We are in touch with our clients and IQ4 partners on a daily basis. Being the front line of support nationally, we understand the frustrations and the hurdles. Please know that we have the ear of the Phase One developers and they understand where we and our loyal customers stand. Today’s release of bug fixes for Capture One, FW 7 for IQ4, and the new Labs is a step in the right direction. In the coming months we look forward to sharing the 2020 roadmap with you and promise that we will get you this information as soon as it is possible.
We are happy to announce that Phase One Labs is back and within it a new beta tool is offered, Dual Exposure+.
Here’s the word directly from Phase One on it:
Here’s where the rubber meets the road:
I had a chance to play with the feature, and while it has some caveats of use, it does provide a valid method to expand noise suppression and shadow recovery in a way that is unique from Frame Averaging.
To explain it as simply as possible:
- An exposure starts at your set shutter speed and your primary exposure reads out of the sensor at the end of that setting
- A secondary exposure continues until a total of 3 stop exposure gain has been achieved and then the 2nd exposure is read
- This exposure is combined with the first within the IQ4, in the same sort of way that a Frame Average combines exposures

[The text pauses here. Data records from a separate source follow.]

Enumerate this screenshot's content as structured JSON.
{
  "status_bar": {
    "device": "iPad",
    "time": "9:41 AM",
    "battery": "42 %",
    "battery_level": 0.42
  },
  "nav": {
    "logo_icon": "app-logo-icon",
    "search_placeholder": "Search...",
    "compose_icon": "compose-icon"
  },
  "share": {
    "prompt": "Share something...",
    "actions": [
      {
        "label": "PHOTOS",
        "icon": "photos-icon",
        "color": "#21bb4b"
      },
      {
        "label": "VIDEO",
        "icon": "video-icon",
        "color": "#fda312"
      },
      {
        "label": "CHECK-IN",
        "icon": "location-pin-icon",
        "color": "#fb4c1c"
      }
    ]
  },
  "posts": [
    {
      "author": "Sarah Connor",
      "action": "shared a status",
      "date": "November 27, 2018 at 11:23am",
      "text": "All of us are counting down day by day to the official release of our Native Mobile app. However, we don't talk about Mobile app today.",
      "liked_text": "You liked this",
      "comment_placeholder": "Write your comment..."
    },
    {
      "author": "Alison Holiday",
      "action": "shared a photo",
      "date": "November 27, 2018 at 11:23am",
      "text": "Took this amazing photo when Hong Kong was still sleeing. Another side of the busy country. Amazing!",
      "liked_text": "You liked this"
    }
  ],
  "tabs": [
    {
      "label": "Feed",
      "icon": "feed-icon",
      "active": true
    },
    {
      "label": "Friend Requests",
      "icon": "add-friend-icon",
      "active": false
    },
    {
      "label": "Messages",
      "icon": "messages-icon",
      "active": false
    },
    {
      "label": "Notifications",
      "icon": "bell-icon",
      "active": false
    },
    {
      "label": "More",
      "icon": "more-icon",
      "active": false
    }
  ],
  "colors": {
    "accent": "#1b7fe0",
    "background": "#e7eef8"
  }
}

The resulting image has no total exposure value gain. However, the significance of the tool is that the resulting image has 3 stops of shadow detail recovery with low to no consequence to noise gain.[box]
Capture One 20.0.3 is REQUIRED for working with Dual Exposure+ files[/box]
My first challenge was to compare Frame Averaging with this new tool. Testing concludes that Dual Exposure cleans up the noise pattern in a properly exposed 1/4 tone comparatively to a 3 to 4 Frame Average exposure.
- Dual Exposure+ required 7 seconds total time to next capture ready on a 1/60th primary exposure with 1/8sec (+3) exposure
- Frame Average required 4 seconds total time to next capture ready on 1/60th exposure with 4-frame capture
(*please remember that tools in Labs are in Beta form. ISO, timing, and other limitations today could easily change when the tool is improved and released.)
Fortunately, noise suppression across the file isn’t the only benefit that Dual Exposure+ carries.
Test subject: Outside street view at Capture Integration – Extreme contrast of sunlight, clouds, and deep shadows of a vehicle
Gear used: Phase One IQ4 150mp, Cambo 1600 with Rodenstock 32mm HR lens
Below at 100%: 3 stop push with 100% shadow recovery,
1st image: 4-capture Frame Average
2nd image: normally shot single capture
3rd image: Dual Exposure+
4th image: 45-capture Frame Average.
Now, until this test I haven’t been pushing files to this extent and had not seen magenta gain while Frame Averaging, so this artifact is purely about the push to 100 gain in the shadows. Nothing that can’t be handled in post within Capture One, but interesting nonetheless.
Significantly, Frame Averaging and Dual Exposure+ manifest completely differently in the final image…
With Frame Averaging, in order to get 4 frames, there are 4, 1/60th exposures being taken and like I’ve demonstrated before, creates a centipede effect for moving objects in the frame:
With Dual Exposure+, however, because of the way that it’s combining only two exposures and the longer of the two in this case is 1/8th of a second, you get a fairly normal motion blur, albeit with a subtle, rolling shutter ‘Peter’s Street Lean‘ artifact.
More good news is that unlike Frame Averaging, the feature can be actuated from the mechanical button of the XF or XT camera bodies, so no tapping on the screen is necessary.
NOTE: You might initially think that Dual Exposure+ can fire faster than once every ~7 seconds, and that’s because the XF will allow a frame to be fired within 2 seconds of capturing a Dual Exposure+ image, but the resulting file will be a standard image. This may not be a bad thing as the camera is instantly able to toggle frames within the tool and at normal capture, determined only by your pace of shooting. This may be of workflow benefit to capture the rich shadows in your first press and then in the 2nd press, the action without a rolling shutter artifact on your subsequent presses until you pause and the system readies for another Dual Exposure+.
We wish that we could share more with you, but we have only had a few hours to play with this new feature. We have shared all that we have learned in this short period of time. Much more to be learned by playing, but initial testing shows this to be a valuable tool that is available today as part of Phase One Labs. -bk